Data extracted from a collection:
____
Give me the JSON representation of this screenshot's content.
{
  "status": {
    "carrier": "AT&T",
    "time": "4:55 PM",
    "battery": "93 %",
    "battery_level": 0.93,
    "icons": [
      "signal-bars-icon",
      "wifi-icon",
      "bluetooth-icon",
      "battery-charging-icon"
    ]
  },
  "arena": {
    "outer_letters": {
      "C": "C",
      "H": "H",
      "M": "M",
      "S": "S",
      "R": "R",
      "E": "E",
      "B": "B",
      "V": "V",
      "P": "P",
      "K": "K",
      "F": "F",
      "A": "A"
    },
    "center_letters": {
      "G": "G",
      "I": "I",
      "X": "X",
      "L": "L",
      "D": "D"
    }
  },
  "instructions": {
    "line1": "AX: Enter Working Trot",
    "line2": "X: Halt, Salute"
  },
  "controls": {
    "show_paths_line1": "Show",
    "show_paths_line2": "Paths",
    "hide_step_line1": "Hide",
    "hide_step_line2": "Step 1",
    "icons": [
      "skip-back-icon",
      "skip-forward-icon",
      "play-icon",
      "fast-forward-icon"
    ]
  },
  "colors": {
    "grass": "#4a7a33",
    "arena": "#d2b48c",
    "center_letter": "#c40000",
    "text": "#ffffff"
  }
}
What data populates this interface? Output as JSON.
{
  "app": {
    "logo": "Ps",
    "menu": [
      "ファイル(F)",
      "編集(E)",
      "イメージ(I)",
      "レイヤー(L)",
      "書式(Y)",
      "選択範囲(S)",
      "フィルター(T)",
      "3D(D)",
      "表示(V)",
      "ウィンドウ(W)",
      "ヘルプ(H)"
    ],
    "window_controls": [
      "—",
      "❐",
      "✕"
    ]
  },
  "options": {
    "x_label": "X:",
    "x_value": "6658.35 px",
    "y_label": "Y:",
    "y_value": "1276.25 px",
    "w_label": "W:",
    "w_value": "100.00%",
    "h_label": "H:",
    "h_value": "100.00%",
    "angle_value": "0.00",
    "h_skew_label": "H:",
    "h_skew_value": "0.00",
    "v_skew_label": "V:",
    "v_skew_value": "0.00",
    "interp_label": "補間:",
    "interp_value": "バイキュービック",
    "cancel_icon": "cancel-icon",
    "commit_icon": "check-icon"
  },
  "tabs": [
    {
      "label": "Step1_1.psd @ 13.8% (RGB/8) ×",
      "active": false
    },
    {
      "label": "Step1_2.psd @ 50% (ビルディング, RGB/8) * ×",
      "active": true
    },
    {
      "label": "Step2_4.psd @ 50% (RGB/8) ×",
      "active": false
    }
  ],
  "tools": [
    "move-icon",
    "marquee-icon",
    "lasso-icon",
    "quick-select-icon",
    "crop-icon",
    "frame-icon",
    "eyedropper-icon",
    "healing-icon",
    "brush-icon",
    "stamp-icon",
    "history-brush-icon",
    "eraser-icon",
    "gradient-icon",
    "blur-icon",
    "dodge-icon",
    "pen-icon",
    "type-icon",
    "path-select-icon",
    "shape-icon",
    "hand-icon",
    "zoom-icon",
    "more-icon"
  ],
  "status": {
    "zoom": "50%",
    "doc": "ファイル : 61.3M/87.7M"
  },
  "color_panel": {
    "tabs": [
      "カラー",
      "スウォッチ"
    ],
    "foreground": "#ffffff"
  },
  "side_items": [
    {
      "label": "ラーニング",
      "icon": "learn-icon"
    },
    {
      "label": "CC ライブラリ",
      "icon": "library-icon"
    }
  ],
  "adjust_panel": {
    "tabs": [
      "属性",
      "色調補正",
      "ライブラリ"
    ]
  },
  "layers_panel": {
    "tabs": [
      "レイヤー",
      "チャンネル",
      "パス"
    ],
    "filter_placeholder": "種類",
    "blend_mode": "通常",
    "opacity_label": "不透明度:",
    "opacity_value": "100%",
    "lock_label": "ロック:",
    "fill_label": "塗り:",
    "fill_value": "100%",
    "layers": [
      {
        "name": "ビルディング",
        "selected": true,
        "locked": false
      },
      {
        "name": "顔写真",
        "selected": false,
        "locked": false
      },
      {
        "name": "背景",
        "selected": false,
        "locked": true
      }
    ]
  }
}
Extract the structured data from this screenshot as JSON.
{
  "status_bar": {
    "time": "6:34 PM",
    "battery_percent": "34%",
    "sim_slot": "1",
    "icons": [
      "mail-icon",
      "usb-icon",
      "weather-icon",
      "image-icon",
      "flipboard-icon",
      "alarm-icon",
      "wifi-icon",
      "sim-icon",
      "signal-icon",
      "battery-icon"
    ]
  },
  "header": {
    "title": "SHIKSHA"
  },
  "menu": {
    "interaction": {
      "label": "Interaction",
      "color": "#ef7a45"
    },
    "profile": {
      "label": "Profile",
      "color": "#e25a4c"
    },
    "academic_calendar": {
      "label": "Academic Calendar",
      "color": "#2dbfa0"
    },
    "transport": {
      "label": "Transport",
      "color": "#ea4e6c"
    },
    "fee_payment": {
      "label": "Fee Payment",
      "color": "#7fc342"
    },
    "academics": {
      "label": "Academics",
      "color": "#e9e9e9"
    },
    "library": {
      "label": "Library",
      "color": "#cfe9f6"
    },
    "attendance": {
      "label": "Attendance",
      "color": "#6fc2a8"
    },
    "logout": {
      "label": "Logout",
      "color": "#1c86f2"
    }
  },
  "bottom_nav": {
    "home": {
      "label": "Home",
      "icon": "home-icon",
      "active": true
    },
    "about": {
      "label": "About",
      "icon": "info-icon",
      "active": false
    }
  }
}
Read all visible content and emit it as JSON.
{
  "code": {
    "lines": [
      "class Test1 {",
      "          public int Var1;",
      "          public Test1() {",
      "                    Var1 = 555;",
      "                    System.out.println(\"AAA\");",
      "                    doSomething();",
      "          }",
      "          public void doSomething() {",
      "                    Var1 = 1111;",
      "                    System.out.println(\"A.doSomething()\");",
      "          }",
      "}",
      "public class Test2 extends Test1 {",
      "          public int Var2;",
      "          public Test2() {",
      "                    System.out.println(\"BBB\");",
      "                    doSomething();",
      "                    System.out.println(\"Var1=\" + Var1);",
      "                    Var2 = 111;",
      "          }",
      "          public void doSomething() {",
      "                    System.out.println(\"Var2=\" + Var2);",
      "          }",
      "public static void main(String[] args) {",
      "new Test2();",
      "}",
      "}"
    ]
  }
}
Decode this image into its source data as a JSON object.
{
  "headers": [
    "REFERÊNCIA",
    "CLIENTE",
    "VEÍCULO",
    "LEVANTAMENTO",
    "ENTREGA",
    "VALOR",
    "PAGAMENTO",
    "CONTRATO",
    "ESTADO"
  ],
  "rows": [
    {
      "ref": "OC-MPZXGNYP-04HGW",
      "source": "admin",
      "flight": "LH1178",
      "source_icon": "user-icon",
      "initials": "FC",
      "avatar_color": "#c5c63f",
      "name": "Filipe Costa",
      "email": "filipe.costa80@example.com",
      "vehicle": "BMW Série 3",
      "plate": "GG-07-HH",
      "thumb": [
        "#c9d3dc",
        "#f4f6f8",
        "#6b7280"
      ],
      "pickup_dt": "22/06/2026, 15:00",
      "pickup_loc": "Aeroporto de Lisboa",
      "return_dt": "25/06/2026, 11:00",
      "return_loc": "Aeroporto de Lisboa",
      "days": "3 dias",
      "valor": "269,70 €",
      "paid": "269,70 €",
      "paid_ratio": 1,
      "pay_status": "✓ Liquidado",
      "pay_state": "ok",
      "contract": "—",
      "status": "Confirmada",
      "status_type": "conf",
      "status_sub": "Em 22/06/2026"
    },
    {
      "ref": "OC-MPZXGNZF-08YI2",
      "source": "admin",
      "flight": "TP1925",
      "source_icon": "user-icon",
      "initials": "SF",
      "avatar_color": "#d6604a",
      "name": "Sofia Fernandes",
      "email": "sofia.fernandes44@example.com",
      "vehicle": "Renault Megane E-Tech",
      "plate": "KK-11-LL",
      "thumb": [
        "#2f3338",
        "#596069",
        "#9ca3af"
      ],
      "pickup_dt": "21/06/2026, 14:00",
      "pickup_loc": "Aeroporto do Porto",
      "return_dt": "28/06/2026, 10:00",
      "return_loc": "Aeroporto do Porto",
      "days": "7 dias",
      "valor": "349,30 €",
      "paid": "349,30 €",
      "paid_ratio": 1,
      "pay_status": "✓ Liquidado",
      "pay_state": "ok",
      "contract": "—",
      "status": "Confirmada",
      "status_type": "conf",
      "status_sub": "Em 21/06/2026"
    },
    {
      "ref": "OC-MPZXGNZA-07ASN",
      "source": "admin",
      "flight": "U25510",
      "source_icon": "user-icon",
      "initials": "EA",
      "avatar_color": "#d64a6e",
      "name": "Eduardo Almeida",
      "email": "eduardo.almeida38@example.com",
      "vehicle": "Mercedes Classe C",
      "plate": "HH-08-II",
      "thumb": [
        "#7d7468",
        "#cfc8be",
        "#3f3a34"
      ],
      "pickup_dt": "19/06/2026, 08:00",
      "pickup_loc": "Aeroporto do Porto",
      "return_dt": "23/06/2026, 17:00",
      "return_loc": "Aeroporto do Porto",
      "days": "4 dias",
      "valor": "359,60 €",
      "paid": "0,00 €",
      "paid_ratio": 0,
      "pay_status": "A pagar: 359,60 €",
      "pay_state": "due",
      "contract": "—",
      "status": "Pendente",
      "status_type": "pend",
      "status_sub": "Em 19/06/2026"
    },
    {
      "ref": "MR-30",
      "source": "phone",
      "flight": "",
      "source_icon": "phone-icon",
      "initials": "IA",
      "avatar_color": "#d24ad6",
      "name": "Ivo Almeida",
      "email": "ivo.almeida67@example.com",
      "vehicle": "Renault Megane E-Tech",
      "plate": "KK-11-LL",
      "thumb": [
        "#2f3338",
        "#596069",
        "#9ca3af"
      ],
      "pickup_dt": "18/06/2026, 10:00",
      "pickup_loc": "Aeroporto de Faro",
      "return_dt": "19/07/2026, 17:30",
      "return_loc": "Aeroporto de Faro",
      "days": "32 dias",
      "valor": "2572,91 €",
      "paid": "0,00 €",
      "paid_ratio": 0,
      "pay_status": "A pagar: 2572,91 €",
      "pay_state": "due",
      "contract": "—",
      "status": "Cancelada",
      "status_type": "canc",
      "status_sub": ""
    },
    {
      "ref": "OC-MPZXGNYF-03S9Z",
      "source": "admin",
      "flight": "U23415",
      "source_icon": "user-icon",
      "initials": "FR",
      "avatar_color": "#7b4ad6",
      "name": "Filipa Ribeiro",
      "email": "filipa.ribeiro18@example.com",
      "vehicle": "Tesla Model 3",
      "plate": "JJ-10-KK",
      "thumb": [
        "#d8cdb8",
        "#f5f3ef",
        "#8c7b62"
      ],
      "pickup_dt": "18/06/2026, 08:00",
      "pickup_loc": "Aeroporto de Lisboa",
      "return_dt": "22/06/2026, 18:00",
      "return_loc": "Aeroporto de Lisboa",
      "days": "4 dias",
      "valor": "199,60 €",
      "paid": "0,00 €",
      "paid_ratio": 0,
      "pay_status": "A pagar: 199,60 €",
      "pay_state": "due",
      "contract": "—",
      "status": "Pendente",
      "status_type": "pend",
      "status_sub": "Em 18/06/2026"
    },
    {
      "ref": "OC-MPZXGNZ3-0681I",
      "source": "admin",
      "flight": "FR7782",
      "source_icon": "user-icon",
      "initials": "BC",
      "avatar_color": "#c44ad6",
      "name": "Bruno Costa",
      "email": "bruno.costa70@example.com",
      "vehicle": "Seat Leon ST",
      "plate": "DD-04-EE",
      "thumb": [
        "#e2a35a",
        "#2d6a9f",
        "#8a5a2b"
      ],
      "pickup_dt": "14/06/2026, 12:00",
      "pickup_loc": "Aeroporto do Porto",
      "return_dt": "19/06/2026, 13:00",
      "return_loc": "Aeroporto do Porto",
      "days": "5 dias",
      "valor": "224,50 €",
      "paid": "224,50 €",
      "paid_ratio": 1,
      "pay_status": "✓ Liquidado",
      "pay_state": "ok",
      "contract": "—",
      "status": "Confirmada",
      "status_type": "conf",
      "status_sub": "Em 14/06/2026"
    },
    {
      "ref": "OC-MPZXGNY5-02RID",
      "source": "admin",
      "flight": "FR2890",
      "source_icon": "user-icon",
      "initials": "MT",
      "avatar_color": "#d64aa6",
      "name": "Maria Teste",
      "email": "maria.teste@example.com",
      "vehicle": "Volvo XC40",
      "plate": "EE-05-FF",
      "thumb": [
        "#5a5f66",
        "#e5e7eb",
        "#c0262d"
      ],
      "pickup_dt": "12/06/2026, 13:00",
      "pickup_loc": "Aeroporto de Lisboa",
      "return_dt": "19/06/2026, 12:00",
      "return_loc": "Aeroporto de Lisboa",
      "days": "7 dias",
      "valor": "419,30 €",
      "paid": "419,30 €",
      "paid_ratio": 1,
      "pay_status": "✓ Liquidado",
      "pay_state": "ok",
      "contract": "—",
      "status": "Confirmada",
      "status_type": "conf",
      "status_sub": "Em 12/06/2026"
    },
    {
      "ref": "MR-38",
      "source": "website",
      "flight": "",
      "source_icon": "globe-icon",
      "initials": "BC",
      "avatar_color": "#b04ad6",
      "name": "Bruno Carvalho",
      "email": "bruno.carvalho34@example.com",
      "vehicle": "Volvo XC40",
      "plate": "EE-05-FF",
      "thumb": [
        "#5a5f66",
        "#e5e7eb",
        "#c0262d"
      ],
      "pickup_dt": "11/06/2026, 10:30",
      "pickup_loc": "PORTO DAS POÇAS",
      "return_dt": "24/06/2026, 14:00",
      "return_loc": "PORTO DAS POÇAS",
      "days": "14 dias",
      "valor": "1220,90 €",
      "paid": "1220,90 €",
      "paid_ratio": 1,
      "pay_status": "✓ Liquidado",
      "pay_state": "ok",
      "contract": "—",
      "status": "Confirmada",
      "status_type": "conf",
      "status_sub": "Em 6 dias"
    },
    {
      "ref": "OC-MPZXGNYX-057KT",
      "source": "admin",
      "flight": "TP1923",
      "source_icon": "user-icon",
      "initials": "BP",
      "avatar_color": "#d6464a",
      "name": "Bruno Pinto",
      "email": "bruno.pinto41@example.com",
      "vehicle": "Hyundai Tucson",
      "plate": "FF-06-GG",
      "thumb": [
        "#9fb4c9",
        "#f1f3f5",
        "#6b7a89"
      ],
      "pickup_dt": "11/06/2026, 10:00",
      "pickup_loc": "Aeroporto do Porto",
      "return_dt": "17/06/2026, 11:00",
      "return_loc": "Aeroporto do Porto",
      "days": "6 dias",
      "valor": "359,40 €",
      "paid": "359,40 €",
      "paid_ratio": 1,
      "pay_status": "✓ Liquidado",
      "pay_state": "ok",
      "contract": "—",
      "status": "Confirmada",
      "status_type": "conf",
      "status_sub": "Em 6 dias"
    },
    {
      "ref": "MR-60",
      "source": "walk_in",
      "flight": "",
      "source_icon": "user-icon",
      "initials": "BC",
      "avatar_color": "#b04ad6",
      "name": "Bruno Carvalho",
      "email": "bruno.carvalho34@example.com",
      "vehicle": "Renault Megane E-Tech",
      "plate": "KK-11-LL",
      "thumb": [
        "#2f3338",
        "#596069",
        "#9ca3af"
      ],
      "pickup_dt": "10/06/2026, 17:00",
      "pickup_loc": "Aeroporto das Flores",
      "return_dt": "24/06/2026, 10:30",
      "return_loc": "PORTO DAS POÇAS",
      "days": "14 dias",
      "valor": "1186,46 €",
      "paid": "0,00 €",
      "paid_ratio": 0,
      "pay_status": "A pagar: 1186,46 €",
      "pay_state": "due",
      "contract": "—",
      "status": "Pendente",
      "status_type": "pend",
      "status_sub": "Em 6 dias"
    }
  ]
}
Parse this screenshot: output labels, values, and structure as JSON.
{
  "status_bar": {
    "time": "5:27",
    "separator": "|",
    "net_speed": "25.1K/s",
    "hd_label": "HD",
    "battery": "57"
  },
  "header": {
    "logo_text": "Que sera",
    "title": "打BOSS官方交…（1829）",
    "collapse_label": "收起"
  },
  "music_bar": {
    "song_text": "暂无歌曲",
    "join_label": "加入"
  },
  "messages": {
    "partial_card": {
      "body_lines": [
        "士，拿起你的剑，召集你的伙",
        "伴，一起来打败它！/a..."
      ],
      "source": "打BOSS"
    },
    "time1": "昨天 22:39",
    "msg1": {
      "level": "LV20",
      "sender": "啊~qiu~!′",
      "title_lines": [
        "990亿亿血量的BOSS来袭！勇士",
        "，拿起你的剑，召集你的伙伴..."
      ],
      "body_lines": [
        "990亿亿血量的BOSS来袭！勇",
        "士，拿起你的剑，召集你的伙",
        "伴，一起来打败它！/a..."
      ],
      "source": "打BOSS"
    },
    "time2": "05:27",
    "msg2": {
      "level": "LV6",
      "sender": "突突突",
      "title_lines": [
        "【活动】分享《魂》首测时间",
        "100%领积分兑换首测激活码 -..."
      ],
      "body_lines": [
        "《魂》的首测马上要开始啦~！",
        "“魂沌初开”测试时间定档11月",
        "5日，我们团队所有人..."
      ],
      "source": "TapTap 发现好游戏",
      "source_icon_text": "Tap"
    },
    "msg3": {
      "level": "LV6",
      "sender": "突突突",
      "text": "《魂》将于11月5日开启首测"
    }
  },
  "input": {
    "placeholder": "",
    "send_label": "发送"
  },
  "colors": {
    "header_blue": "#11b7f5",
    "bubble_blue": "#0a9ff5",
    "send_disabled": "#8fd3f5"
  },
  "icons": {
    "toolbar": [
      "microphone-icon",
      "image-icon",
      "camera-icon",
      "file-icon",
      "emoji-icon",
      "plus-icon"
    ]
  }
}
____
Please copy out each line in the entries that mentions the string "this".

Give me the JSON representation of this screenshot's content.
What data populates this interface? Output as JSON.
Extract the structured data from this screenshot as JSON.
Decode this image into its source data as a JSON object.
Parse this screenshot: output labels, values, and structure as JSON.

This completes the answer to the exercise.